Netanyahu's coalition threatened by haredi IDF draft bill again

“If Yair Lapid doesn't support the bill, it shows Lapid doesn't care if the haredim don't serve.”

By
December 23, 2018 10:34
2 minute read.
Haredi men protest outside the draft office in Jerusalem on November 28.

Haredi men protest outside the draft office in Jerusalem on November 28.. (photo credit: MARC ISRAEL SELLEM)

 
X

Dear Reader,
As you can imagine, more people are reading The Jerusalem Post than ever before. Nevertheless, traditional business models are no longer sustainable and high-quality publications, like ours, are being forced to look for new ways to keep going. Unlike many other news organizations, we have not put up a paywall. We want to keep our journalism open and accessible and be able to keep providing you with news and analysis from the frontlines of Israel, the Middle East and the Jewish World.

As one of our loyal readers, we ask you to be our partner.

For $5 a month you will receive access to the following:

  • A user experience almost completely free of ads
  • Access to our Premium Section
  • Content from the award-winning Jerusalem Report and our monthly magazine to learn Hebrew - Ivrit
  • A brand new ePaper featuring the daily newspaper as it appears in print in Israel

Help us grow and continue telling Israel’s story to the world.

Thank you,

Ronit Hasin-Hochman, CEO, Jerusalem Post Group
Yaakov Katz, Editor-in-Chief

UPGRADE YOUR JPOST EXPERIENCE FOR 5$ PER MONTH Show me later

The controversial haredi (ultra-Orthodox) IDF draft bill that has threatened Prime Minister Benjamin Netanyahu’s coalition multiple times resurfaced as a potential election-causing problem on Sunday.

Coalition chairman David Amsalem (Likud) announced Thursday that he intended to pass the bill, which was drafted by the Defense Ministry according to its needs. He said that rather than make changes demanded by the haredi Agudat Yisrael party, he would instead pass it with two parties from the opposition, Yesh Atid and Yisrael Beytenu, who have said they would vote for it if no changes are made.

Amsalem is set to convene a committee he chairs to advance the bill on Tuesday. He reportedly gave Agudat Yisrael an ultimatum to agree to pass the bill by then, in a move that could lead to the departure from the coalition of the three-MK Agudat Yisrael, or perhaps the entire United Torah Judaism faction of six MKs.

Sources in UTJ expressed outrage at Amsalem, who they said did not inform them he was convening the committee and backtracked from previous agreements about changes that would be made in the bill. They threatened to boycott Tuesday's meeting.

Amsalem said in Sunday's Likud ministerial meeting that he was undaunted by the haredi threats, and would convene the committee even if they boycott it.

Netanyahu’s coalition currently has a razor-thin 61-59 MK majority. If any party leaves by the January 15 deadline of the Supreme Court to pass the bill, elections would likely be initiated that would take place between April and June.

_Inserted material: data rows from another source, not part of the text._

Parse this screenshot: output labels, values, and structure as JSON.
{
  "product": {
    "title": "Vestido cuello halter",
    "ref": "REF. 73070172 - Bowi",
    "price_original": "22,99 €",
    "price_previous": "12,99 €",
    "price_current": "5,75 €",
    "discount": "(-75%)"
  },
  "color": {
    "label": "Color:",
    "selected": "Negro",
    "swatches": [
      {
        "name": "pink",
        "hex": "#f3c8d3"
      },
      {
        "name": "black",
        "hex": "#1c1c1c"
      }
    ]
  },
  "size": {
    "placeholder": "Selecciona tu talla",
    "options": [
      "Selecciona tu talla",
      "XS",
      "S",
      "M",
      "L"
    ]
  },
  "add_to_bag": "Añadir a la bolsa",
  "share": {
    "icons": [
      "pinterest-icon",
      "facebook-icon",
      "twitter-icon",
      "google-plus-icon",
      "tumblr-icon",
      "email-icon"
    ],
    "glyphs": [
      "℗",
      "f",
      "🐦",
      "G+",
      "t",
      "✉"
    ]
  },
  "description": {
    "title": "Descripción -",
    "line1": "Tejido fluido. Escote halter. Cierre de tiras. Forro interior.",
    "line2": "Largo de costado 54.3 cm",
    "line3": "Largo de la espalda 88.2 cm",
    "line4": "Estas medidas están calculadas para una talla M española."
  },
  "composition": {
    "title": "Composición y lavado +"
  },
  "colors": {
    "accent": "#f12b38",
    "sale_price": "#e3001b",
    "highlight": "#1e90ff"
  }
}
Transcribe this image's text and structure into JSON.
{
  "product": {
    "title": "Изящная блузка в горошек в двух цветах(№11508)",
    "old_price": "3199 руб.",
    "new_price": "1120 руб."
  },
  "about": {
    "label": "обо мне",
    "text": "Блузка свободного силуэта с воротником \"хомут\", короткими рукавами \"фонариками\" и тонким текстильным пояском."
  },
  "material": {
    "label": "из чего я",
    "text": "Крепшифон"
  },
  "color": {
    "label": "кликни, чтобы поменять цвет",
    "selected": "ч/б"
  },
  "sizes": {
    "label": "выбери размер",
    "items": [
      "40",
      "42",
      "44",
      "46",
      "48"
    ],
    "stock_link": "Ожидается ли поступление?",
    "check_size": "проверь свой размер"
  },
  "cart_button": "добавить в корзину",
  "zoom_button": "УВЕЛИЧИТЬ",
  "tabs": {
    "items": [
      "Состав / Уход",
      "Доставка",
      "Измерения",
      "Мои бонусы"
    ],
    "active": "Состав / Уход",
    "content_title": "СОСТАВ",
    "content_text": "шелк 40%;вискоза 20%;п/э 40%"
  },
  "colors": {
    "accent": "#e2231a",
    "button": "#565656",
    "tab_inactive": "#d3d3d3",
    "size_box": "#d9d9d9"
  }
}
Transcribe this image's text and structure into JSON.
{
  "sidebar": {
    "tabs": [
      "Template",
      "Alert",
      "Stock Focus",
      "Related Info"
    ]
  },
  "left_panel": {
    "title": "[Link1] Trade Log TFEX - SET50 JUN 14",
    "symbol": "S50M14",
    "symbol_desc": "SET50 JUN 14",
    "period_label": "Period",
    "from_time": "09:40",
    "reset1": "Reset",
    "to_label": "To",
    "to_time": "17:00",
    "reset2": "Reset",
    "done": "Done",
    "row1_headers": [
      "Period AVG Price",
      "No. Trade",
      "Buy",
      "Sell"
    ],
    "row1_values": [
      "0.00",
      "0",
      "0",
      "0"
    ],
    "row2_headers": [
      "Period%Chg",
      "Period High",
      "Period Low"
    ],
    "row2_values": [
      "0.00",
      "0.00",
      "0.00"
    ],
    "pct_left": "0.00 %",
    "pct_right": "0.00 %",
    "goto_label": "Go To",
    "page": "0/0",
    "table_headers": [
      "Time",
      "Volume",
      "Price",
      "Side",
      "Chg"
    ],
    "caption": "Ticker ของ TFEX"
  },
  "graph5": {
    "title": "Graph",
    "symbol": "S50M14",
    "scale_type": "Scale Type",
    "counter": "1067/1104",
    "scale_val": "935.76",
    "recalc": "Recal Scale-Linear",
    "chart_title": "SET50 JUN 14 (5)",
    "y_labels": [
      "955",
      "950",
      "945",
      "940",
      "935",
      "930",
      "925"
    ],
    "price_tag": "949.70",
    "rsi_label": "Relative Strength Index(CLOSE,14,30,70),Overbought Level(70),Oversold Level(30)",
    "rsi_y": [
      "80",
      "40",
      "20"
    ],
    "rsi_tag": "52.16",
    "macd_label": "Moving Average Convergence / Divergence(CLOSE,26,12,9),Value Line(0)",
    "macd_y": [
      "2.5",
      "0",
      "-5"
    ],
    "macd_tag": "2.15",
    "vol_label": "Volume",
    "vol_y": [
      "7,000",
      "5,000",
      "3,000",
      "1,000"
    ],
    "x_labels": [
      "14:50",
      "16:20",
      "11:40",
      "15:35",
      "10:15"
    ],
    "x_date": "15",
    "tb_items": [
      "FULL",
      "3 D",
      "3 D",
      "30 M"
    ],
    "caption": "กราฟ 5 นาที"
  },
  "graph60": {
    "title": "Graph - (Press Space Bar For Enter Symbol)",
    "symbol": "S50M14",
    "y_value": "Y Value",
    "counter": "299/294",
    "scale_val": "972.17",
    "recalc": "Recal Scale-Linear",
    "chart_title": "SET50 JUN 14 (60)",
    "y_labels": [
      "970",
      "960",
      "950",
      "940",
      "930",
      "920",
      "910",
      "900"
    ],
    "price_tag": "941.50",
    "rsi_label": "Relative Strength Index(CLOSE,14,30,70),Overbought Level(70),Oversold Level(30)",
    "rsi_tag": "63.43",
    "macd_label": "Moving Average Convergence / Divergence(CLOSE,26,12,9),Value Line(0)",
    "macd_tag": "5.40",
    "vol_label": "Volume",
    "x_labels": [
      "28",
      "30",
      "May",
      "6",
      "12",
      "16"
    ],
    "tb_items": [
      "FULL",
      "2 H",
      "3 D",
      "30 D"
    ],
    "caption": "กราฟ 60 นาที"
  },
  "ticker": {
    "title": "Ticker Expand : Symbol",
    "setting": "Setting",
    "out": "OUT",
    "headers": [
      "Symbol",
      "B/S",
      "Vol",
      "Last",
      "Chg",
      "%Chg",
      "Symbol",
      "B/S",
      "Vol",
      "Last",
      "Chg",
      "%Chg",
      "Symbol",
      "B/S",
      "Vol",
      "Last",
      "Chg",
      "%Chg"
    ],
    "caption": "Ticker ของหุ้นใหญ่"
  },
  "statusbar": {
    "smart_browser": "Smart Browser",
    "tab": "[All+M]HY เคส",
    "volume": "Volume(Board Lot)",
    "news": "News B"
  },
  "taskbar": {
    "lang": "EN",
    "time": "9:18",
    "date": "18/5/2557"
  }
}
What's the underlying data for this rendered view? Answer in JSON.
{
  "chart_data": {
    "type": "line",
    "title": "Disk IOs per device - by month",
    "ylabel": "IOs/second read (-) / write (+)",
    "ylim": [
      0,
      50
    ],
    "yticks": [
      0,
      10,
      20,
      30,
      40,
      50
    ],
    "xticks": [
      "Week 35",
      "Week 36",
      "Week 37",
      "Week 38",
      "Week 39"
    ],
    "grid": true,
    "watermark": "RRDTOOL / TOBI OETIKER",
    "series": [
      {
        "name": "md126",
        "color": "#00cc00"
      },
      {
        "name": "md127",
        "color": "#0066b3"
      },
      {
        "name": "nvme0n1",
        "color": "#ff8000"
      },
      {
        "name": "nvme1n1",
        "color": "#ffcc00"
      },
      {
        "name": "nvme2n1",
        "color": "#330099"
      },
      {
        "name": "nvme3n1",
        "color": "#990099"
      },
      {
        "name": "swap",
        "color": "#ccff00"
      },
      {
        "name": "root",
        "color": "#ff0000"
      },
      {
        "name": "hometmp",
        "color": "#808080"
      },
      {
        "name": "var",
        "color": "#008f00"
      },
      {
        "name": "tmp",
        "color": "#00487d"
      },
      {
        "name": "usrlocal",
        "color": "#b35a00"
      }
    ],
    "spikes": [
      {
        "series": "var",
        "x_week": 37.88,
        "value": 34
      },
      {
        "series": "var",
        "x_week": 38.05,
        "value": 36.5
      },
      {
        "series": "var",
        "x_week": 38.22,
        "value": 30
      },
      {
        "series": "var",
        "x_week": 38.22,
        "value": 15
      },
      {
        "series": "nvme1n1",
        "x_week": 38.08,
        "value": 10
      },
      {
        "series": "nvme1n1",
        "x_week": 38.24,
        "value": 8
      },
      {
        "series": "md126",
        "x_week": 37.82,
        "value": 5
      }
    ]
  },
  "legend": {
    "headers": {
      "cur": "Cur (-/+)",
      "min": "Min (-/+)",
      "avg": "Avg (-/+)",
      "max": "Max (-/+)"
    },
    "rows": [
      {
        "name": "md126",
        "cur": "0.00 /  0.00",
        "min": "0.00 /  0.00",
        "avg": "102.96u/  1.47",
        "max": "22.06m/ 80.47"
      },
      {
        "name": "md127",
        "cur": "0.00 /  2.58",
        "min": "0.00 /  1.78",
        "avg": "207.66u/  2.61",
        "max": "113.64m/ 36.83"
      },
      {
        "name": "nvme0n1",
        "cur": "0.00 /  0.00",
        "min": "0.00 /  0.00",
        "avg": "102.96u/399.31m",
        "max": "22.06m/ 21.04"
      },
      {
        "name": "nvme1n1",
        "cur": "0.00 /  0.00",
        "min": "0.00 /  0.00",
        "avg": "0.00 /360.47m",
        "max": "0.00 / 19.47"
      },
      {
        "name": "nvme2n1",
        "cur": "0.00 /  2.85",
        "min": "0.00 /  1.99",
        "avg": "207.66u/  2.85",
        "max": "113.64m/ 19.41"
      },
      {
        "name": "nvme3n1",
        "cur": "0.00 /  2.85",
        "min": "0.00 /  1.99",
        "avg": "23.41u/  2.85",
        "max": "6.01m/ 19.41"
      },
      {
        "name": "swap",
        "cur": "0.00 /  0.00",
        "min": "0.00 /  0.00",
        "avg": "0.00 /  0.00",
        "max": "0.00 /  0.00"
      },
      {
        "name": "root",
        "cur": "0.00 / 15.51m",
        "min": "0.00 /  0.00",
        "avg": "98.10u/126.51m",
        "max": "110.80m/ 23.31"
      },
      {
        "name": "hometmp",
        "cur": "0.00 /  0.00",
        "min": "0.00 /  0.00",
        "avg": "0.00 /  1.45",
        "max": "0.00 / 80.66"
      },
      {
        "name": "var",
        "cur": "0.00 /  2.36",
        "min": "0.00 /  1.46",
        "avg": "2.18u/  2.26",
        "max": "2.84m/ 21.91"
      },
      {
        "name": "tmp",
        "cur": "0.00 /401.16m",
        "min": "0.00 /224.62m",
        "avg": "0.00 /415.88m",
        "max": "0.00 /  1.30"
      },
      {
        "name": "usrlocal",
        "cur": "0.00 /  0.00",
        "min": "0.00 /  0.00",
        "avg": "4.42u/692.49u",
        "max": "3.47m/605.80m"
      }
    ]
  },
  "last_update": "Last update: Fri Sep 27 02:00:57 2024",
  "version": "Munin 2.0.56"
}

In an interview with Army Radio on Sunday morning, Amsalem dared Yesh Atid leader Yair Lapid to go back on his promise to support the bill.   

“If Lapid doesnt support the bill, it shows Lapid doesn't care if the haredim don't serve,” Amsalem said.

Yesh Atid said in response that their only demand is that the bill not be changed and that Netanyahu would not compensate the haredim through back-door deals.

“We understand from Amsalem’s panicking that it would be very hard for Netanyahu [to not do that], because surrendering [to the haredim] is his faith,” a Yesh Atid spokesman said.

"It's not that we want the elections.We are supposed to pass the law on January 15. We hope that [Avigdor] Liberman and Lapid will vote for the bill," Culture Minister Miri Regev said about the bill.



Join Jerusalem Post Premium Plus now for just $5 and upgrade your experience with an ads-free website and exclusive content. Click here>>

Related Content

July 22, 2019
Perry: U.S. is worried about Chinese intelligence-gathering, not investments

By HERB KEINON, SONIA EPSTEIN

Cookie Settings